Based on years of research into vaccine motivators, the CDC has developed a mnemonic device to help health care providers make strong vaccine recommendations. This method known as “SHARE” can help you to make a strong vaccine recommendation and provide important information to help patients make informed decisions about vaccinations.
S- SHARE why an influenza vaccine is right for the patient given their age, health status, lifestyle, occupation, or other risk factors.
“This vaccine can protect you and your family from getting sick from flu. By getting a flu vaccine today, you’ll be protecting yourself and the people around you, like your children and parents, who are more vulnerable to serious flu-illness.”
H - HIGHLIGHT positive experiences with influenza vaccines (personal or in your practice), as appropriate, to reinforce the benefits and strengthen confidence in influenza vaccination.
“In addition to recommending a yearly flu vaccine to my patients, I get one each year to protect myself and my family from flu.”
A - ADDRESS patients’ questions and any concerns about influenza vaccines, including for example, side effects, safety, and vaccine effectiveness in plain and understandable language. Acknowledge that while people who get an influenza vaccine may still get sick, there are studies to show that their illness may be less severe.
“A flu vaccine cannot cause flu infection. The most common side effects of an influenza vaccine are mild, like redness, swelling, soreness, or low-grade fever. This should go away within a few days. Flu vaccines protect against flu illness but aren’t 100% effective, so even if you get vaccinated you might still become sick with flu. It’s important to get your flu vaccine because studies show that even if you do get sick, vaccination may make your flu illness less severe.”
R - REMIND patients that influenza vaccines help protect them and their loved ones from serious influenza illness and complications.
“Flu activity is going to start to pick up, and CDC says to expect more cases in the coming months.

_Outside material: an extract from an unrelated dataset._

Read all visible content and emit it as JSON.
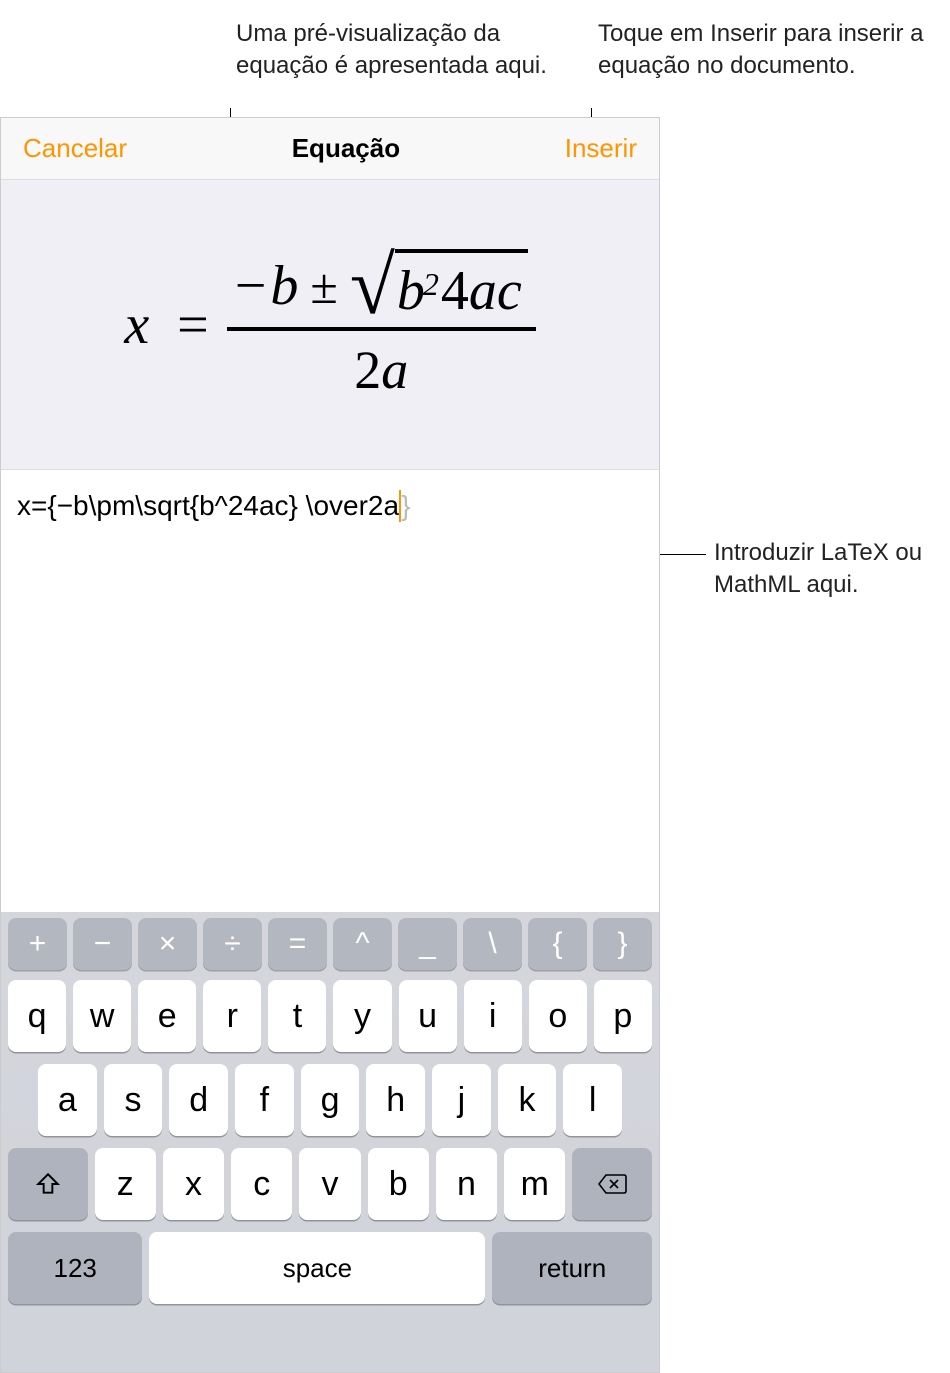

That is why I want to make sure I help protect you and your loved ones against flu and its potentially serious complications.”
E - EXPLAIN the potential costs of getting influenza, including potential serious health effects for the patient and time lost (such as missing work or family obligations), financial costs, and potentially spreading flu to more vulnerable family and friends.
“It’s important to vaccinate your children this season because flu vaccination can reduce potential flu illnesses, doctor visits, hospitalizations, and even death. Vaccination can also keep your children from missing school, and you from missing work due to flu, and can protect those around you who are more vulnerable to potentially serious flu complications.